While much of the US Government's evidence against Microsoft is under seal, the complaint filed early this week by the US Department of Justice provided excerpts of potentially damaging internal Microsoft documents. At a press conference, Assistant Attorney General Joel Klein read from a February 24, 1997, memo by Microsoft's Christian Wildfeuer.
According to Klein, "The evidence ... demonstrates that Microsoft's use of exclusionary and predatory practices was not designed to help consumers, but rather to make sure that Microsoft could crush its competitors. As one key Microsoft executive [Wildfeuer] candidly stated, 'It seems clear that it will be very hard to increase our browser market share on the merits of our browser alone. It will be more important to leverage Windows to make people use our browser instead of Navigator'."

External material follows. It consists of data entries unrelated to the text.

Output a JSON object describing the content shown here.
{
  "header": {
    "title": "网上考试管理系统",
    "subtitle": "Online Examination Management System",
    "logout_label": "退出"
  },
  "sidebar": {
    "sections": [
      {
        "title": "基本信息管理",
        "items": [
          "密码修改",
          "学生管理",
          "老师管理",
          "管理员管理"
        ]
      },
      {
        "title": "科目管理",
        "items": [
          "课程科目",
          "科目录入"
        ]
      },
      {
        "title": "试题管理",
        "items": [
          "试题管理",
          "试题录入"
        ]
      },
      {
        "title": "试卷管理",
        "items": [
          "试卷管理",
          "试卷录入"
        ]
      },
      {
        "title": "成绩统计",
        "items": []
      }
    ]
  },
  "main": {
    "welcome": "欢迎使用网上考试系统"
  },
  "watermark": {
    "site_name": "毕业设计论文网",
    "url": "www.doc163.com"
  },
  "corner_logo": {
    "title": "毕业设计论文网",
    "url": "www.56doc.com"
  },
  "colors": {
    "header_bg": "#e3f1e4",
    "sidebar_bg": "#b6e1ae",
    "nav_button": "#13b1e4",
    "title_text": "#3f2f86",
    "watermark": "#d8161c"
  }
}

Also cited in the Justice Department's complaint are internal memos by Microsoft executives Jim Allchin, Brad Chase, and Kumar Mehta.
Legal experts are saying it appears the government has a strong case and is likely to prevail in court.
"[I'm] somewhat surprised by how strong the government's case looks," says John Briggs, head of the antitrust practice for the Washington DC firm Howrey & Simon. "At some point Microsoft officials are going to have to take the stand and explain why the jury should not believe the contemporaneous document but should believe some other explanation of it offered a year or two later. And that is a hard task for even the best lawyers."
Briggs adds that the government will have a harder time persuading the judge to agree with one of its proposed solutions for remedying the situation: "It's hard for me to imagine that the court would prohibit Microsoft from distributing a bundled version of its operating system and Internet Explorer unless Microsoft also put Netscape's browser on the OEM's machine. That just doesn't strike me as realistic -- it would be, if not unprecedented, very unusual."
Indeed, in full-page ads running in newspapers across the US, Microsoft has compared the Justice Department's request to forcing Coca-Cola to distribute Pepsi.
But Ed Black, an attorney and president of the US Computer & Communications Industry Association, says that there are problems with Microsoft's Coca-Cola analogy.
As Black describes it, "Imagine that Coke also controlled 90 per cent of the grocery store outlets, and they said we're not going to let Pepsi, 7-Up, or anybody else have any shelf space. It's only going to be Coke on the grocery store shelves. That's the metaphor. In that kind of a setting, [forcing Coke to distribute Pepsi would be] ... getting a reasonable shot for their customers to look at, to have exposure to, to have the option to choose their product. There's nothing out there that says the consumer has to pick Netscape as his browser. It's saying we're going to make sure there's some shelf space so he gets to look at and have it as an option."
Nonetheless, Richard Gray, of high-tech law firm Bergeson, Eliopoulos, Grady & Gray, believes Microsoft's courtroom strategy will be to prove that its browser bundling ultimately benefits consumers.
"First they're going to dispute that they have monopoly power in the desktop operating system," says Gray. "I think that fight they're going to lose. Then what they're going to say is even if we do have monopoly power in the operating system marketplace, all we're doing is bringing new functionality into the operating system software, and that's a consumer benefit, that's a plus. There's nothing anticompetitive about that. It's simply increasing consumer value by giving them more bang for their buck."